New 3D scaffold can transform cells to muscle
Melbourne: In a breakthrough, Australian scientists have successfully produced a 3D material that mimics nature to transform cells into muscle.
The advance offers hope to people suffering from injuries where their muscles cannot repair themselves due to trauma or disease, researchers said. The team at RMIT University in Australia combined lab-made peptides with natural proteins and polymers to create a 3D "hydrogel scaffold".
They have for the first time incorporated the natural processes of embryonic development to build a material that can more naturally communicate with stem cells for effective tissue repair.
The scaffold uses natural mechanisms to incorporate signals found in the natural developmental environment to support and engineer stem cells into muscle fibre.
"Our stem cells are at their best during development, where a scaffold drives them to produce all our tissues and organs; yet as people grow and age, they lose this ability and get a build-up of undesirable structures," said Richard Williams from RMIT University.
There is a real need for ways to repair and replace parts of the body as they wear out or become damaged, particularly as our population is now living longer, researchers said.
"Essentially, we make a scaffold that sends healthy signals to the cells to reorganise themselves to start to grow the small fibres that make up a healthy muscle," said Williams, who led the study published in the journal Biomacromolecules.
"It's like travelling back in time when our potential for tissue development and repair was at its best," he said.
Williams said it is a "simple process" to deliver complex structures inspired by the way nature pieces structures together during development, starting with only two cells.

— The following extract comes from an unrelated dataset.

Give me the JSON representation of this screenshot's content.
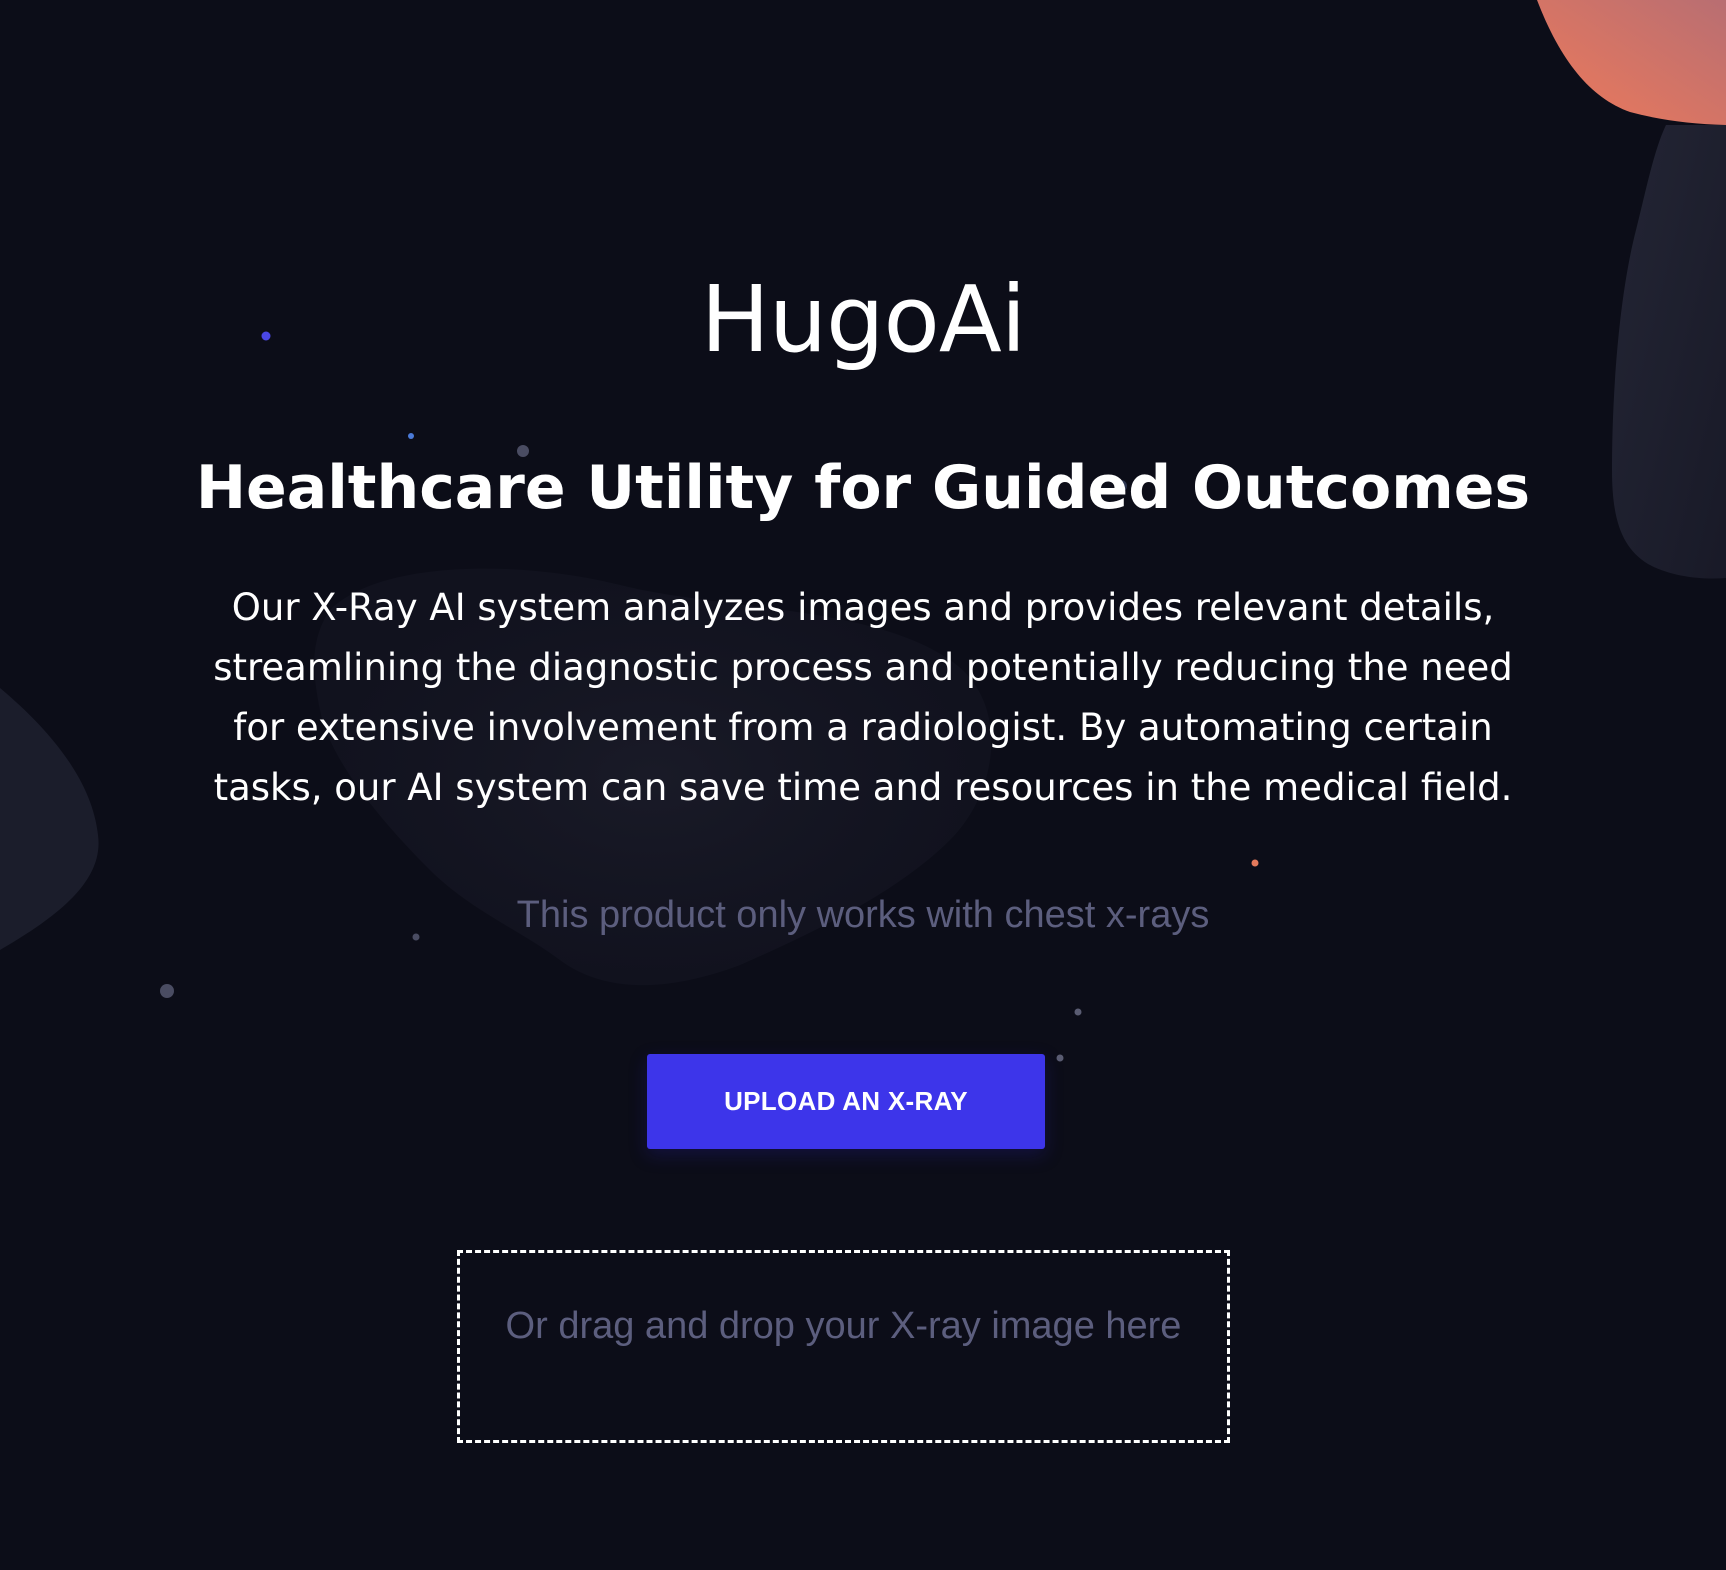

"We have developed a simple, cheap, yet powerful toolkit that encourages different environments to let different tissues grow," he said.